    And if you look at it from another point of view, Microsoft seems to be the most innovative company at the moment. Sure, Windows 8 is a radical shift – but most people just aren’t ready for it yet. As long as people are still happy with windows XP, Microsoft shouldn’t expect too much acceptance. Windows 8 is sleek, fast and pretty, and to get back to the Surface: Most people don’t get it how to use it. ModernUI for all that touch-related stuff, and Desktop for Laptop mode with keyboard. Sure, Haswell doesn’t boost performance too much. But it sure does boost battery life.

  5. Other than graphics, Haswell doesn’t really boost performance over the previous generation Core chips. Can we stop perpetuating that myth? Also, the version the Surface Pro 2 will use will not even get a significant graphics uptick…

    • OUT FOX EM

      Where are you seeing this myth being “perpetuated”? Haswell means less power and heat (aka better battery life). Double the RAM means… well double the RAM (aka better performance).

      It’s pretty simple really.

  6. Horrendously terrible mistake to continue with the Surface 2 (RT) along with the Surface Pro 2. Surface (RT) is already 100% DOA with only Microsoft left making ’em and 5 million of their old ones still rotting in the warehouses, so the only thing a Surface 2 (RT) accomplishes is to perpetuate the confusion that’s destroying the whole concept of the Surface.

    • There are actually a LOT more things you can do with the RT than most people are aware of. Even as a self-proclaimed tech geek, I had no idea it was this versatile.

      You should really watch this video for some examples

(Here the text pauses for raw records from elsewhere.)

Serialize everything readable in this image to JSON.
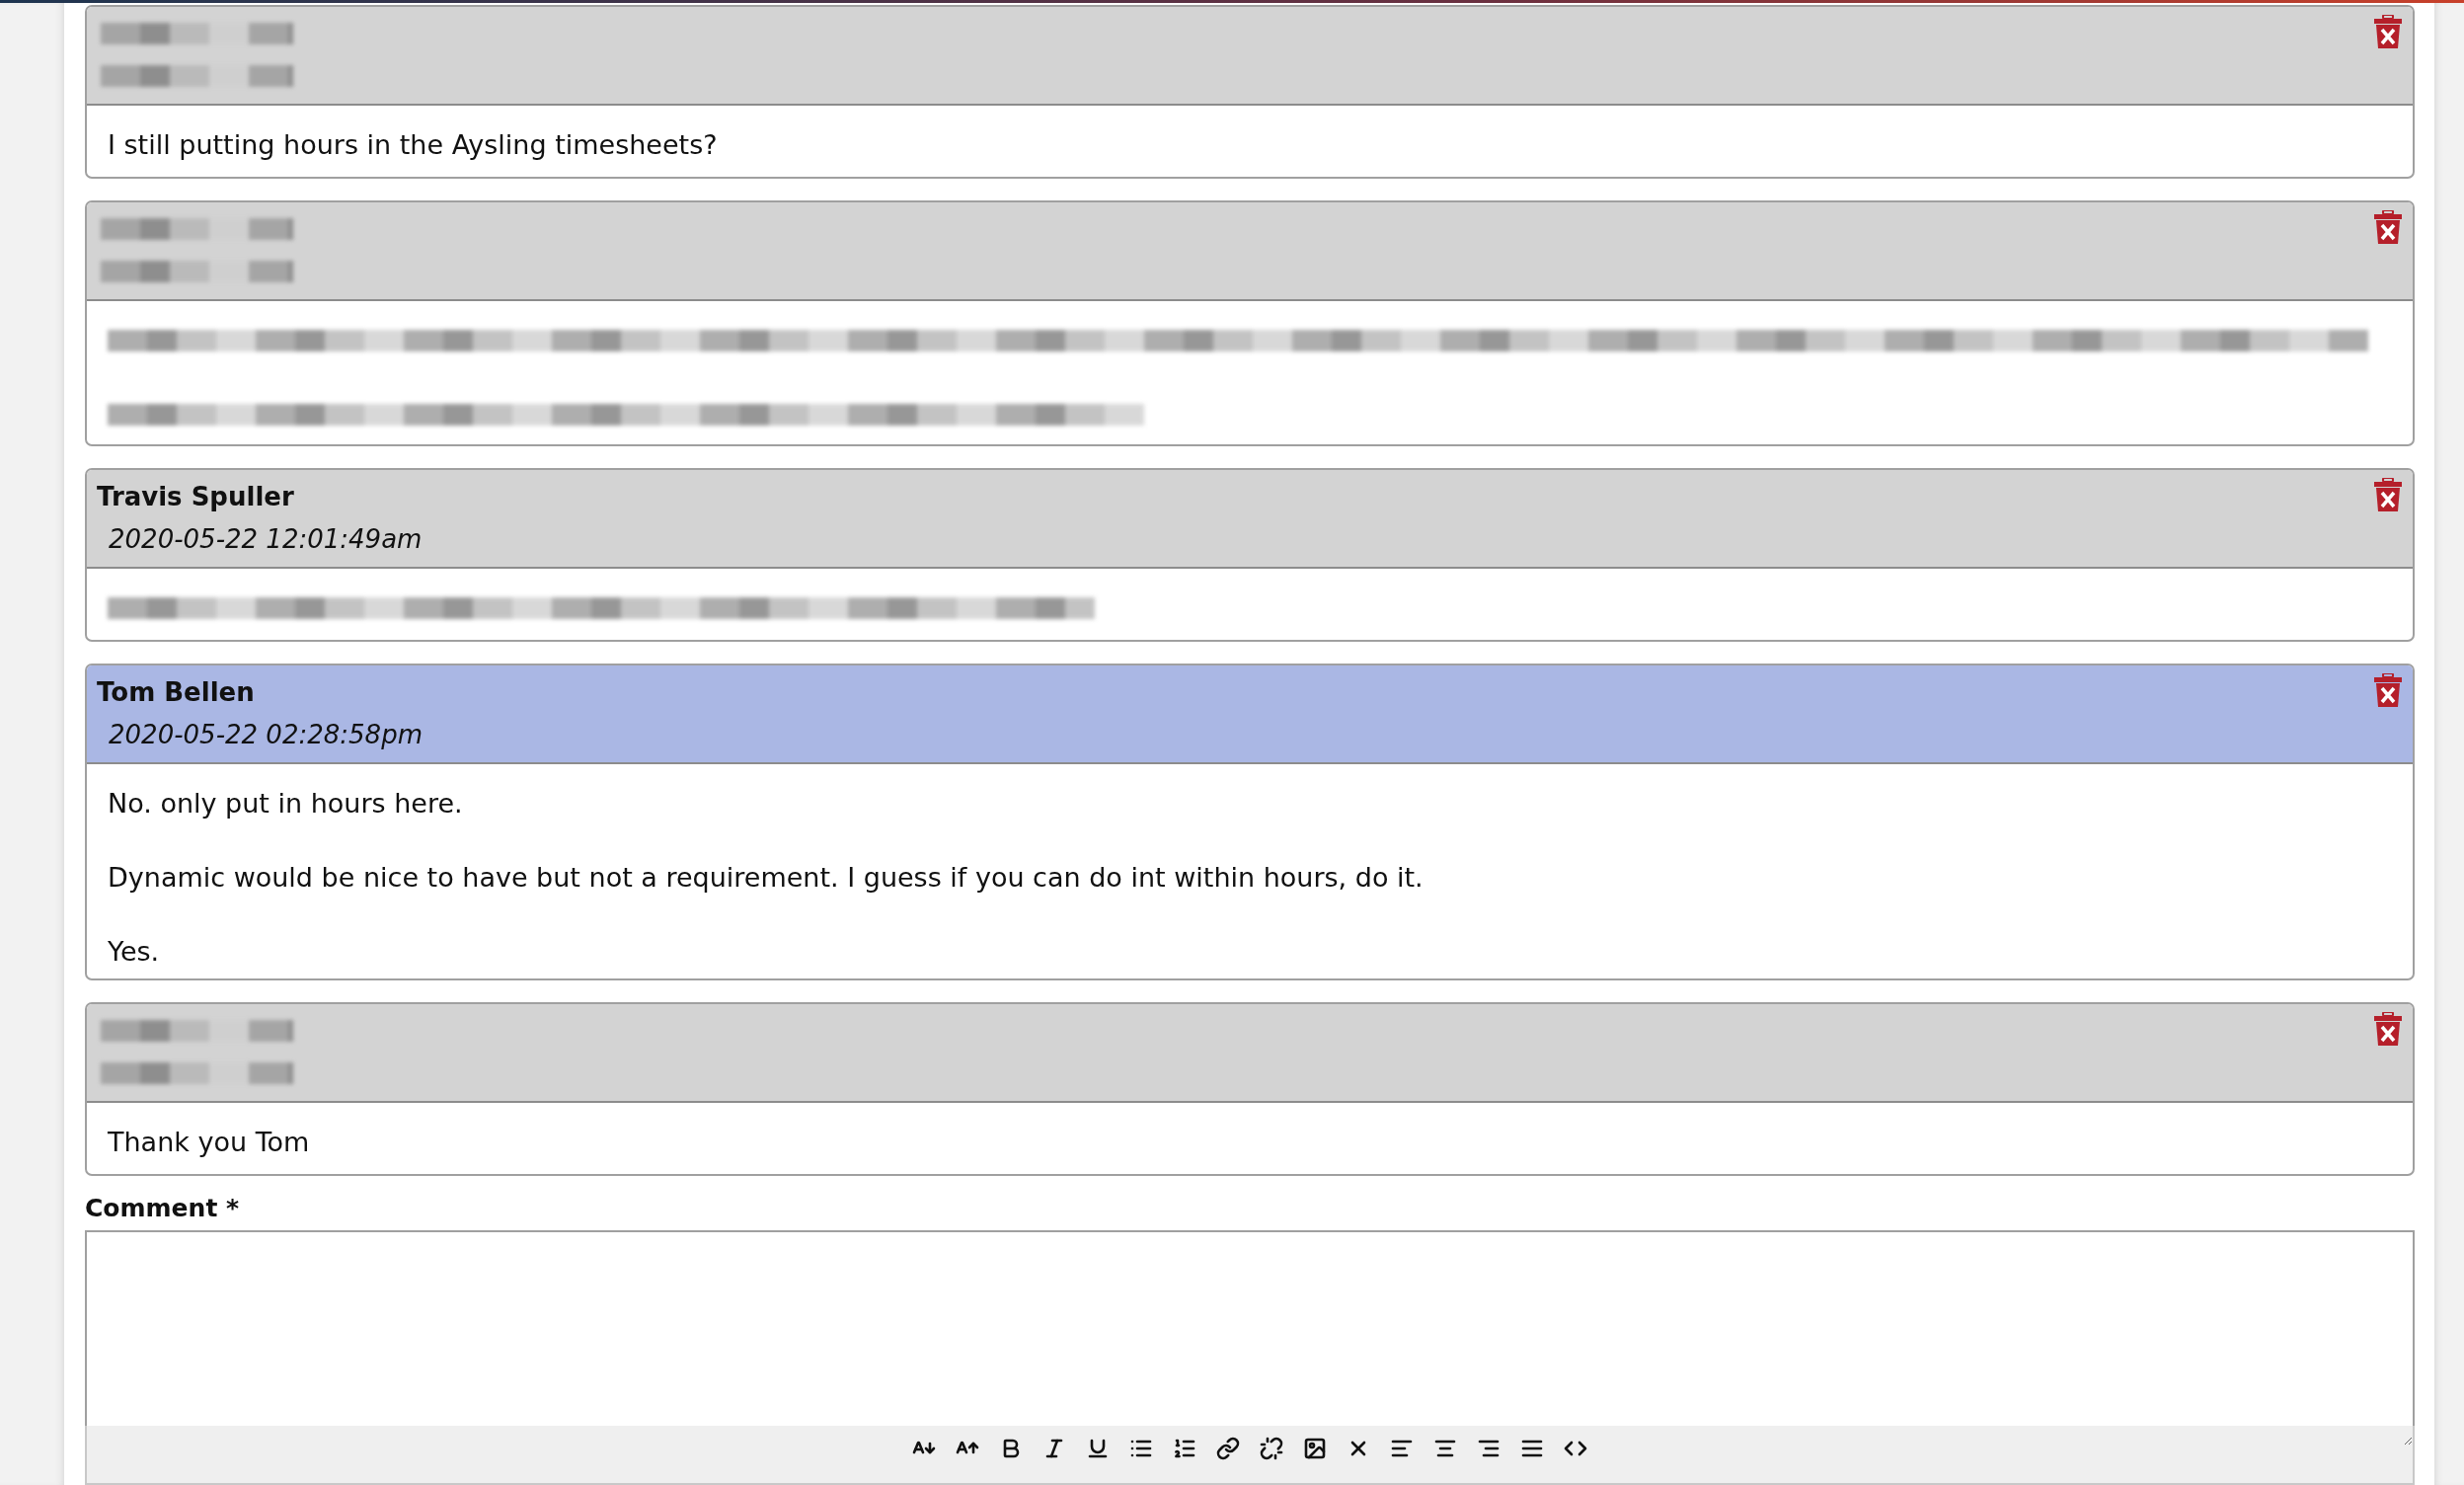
{
  "comments": [
    {
      "highlighted": false,
      "header": [
        {
          "kind": "redacted"
        },
        {
          "kind": "redacted"
        }
      ],
      "body": [
        {
          "kind": "text",
          "text": "I still putting hours in the Aysling timesheets?"
        }
      ]
    },
    {
      "highlighted": false,
      "header": [
        {
          "kind": "redacted"
        },
        {
          "kind": "redacted"
        }
      ],
      "body": [
        {
          "kind": "redacted"
        },
        {
          "kind": "redacted"
        }
      ]
    },
    {
      "highlighted": false,
      "header": [
        {
          "kind": "author",
          "text": "Travis Spuller"
        },
        {
          "kind": "timestamp",
          "text": "2020-05-22 12:01:49am"
        }
      ],
      "body": [
        {
          "kind": "redacted"
        }
      ]
    },
    {
      "highlighted": true,
      "header": [
        {
          "kind": "author",
          "text": "Tom Bellen"
        },
        {
          "kind": "timestamp",
          "text": "2020-05-22 02:28:58pm"
        }
      ],
      "body": [
        {
          "kind": "text",
          "text": "No. only put in hours here."
        },
        {
          "kind": "text",
          "text": "Dynamic would be nice to have but not a requirement. I guess if you can do int within hours, do it."
        },
        {
          "kind": "text",
          "text": "Yes."
        }
      ]
    },
    {
      "highlighted": false,
      "header": [
        {
          "kind": "redacted"
        },
        {
          "kind": "redacted"
        }
      ],
      "body": [
        {
          "kind": "text",
          "text": "Thank you Tom"
        }
      ]
    }
  ],
  "comment_field": {
    "label": "Comment *"
  }
}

      – Full office
      – Built-in USB peripheral support (keyboards, mice, HD, printers)
      – Second monitors/TVs
      – Legacy applications using Remote Desktop
      – Audio/video casting to TV through Xbox360
      – Xbox 360 controller support built in
      – Access to webapps though Flash enabled IE (negates a lot of the negatives due to lack of apps)
      – True multitasking (running background apps)

      The marketing of this product was not very good, so yes there was a lot of confusion. But after having learned all of this, the RT is something of a super-tablet (if you compare to other apple, andoid tablets), while the Pro is an Ultrabook.

      The problem is that for some reason everyone expects a full computing experience with the RT, when it is clearly an ARM laptop, but I’ve never heard anyone bash the iPad because you can’t have the full OSX experience. The only problem is marketing.

      If marketed this way, it would remove all confusion. Also it makes a lot of sense why they would continue making a

  7. Rumplestiltskin

    Microsoft is stuck in “Windows Everywhere” mode. Nothing they do will fix anything until they abandon it. Maybe when the company is broken up into smaller product divisions Surface can be allowed to fail on its own while innovation at another division will produce something more than garbage.

  8. The point about Intel Atom chips is significant. The price is just too close, for FAR more functionality on an Atom based device. I picked up an Ativ 500T for less than $400 a couple days ago, and the performance, price point, and battery life seem to leave little need for an RT.